Your answer should be one number: how many lines below have the word "face".

== Segment start ==

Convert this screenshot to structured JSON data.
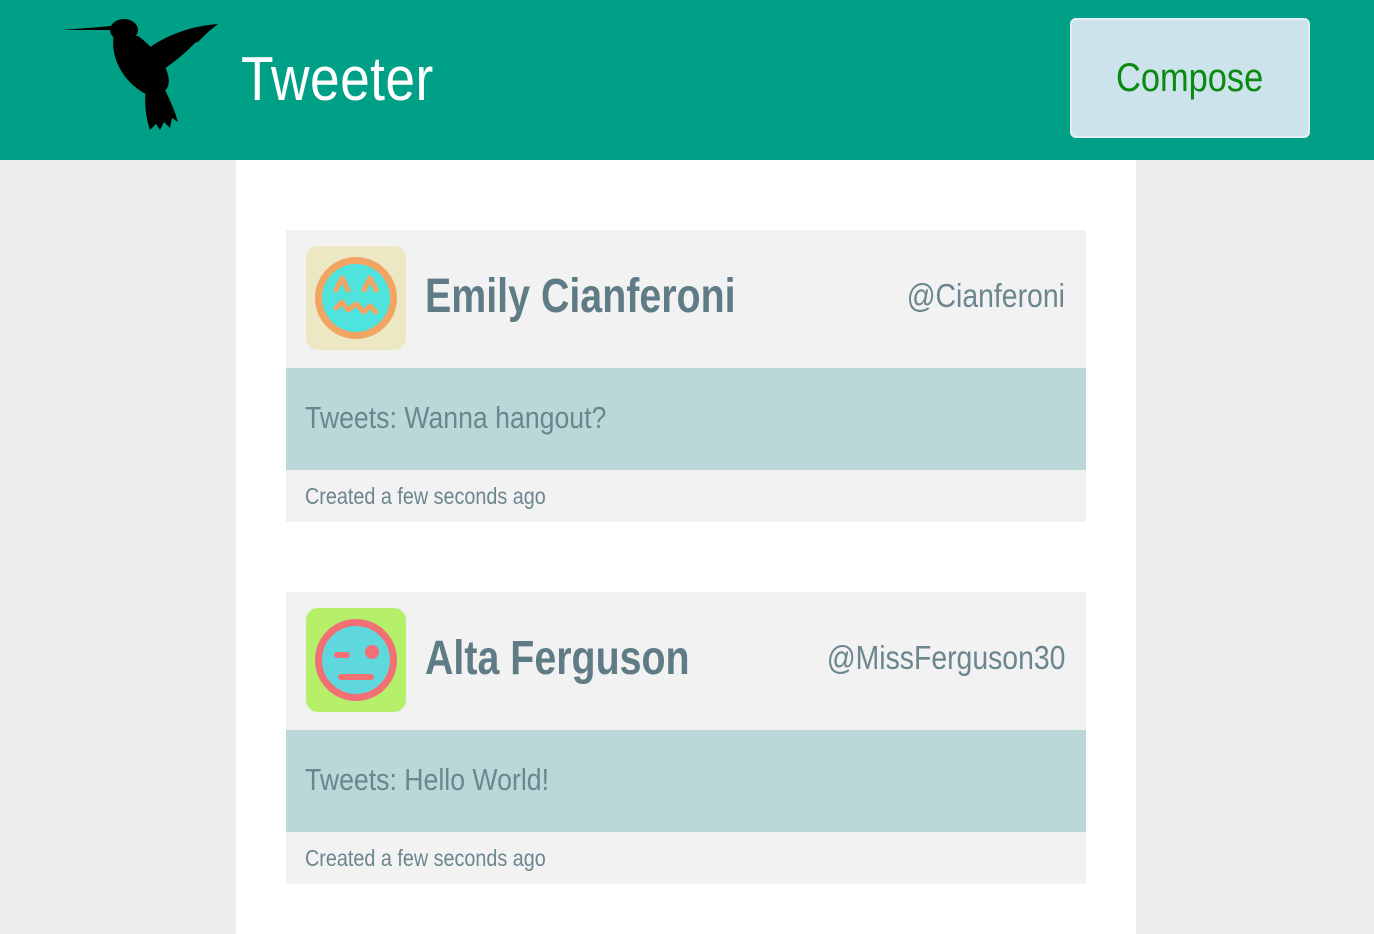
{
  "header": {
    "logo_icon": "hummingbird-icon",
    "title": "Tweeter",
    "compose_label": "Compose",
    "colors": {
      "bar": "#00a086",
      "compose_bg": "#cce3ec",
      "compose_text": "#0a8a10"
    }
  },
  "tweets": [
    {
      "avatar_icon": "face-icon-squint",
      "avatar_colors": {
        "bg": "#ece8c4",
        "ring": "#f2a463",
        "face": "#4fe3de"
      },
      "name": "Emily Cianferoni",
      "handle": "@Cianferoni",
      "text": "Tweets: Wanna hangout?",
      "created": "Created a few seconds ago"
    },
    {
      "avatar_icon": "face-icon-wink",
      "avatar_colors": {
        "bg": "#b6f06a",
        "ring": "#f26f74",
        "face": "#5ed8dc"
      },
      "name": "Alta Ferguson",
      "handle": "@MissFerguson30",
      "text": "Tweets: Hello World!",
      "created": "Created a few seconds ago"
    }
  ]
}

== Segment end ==

*Solution for this task*.
4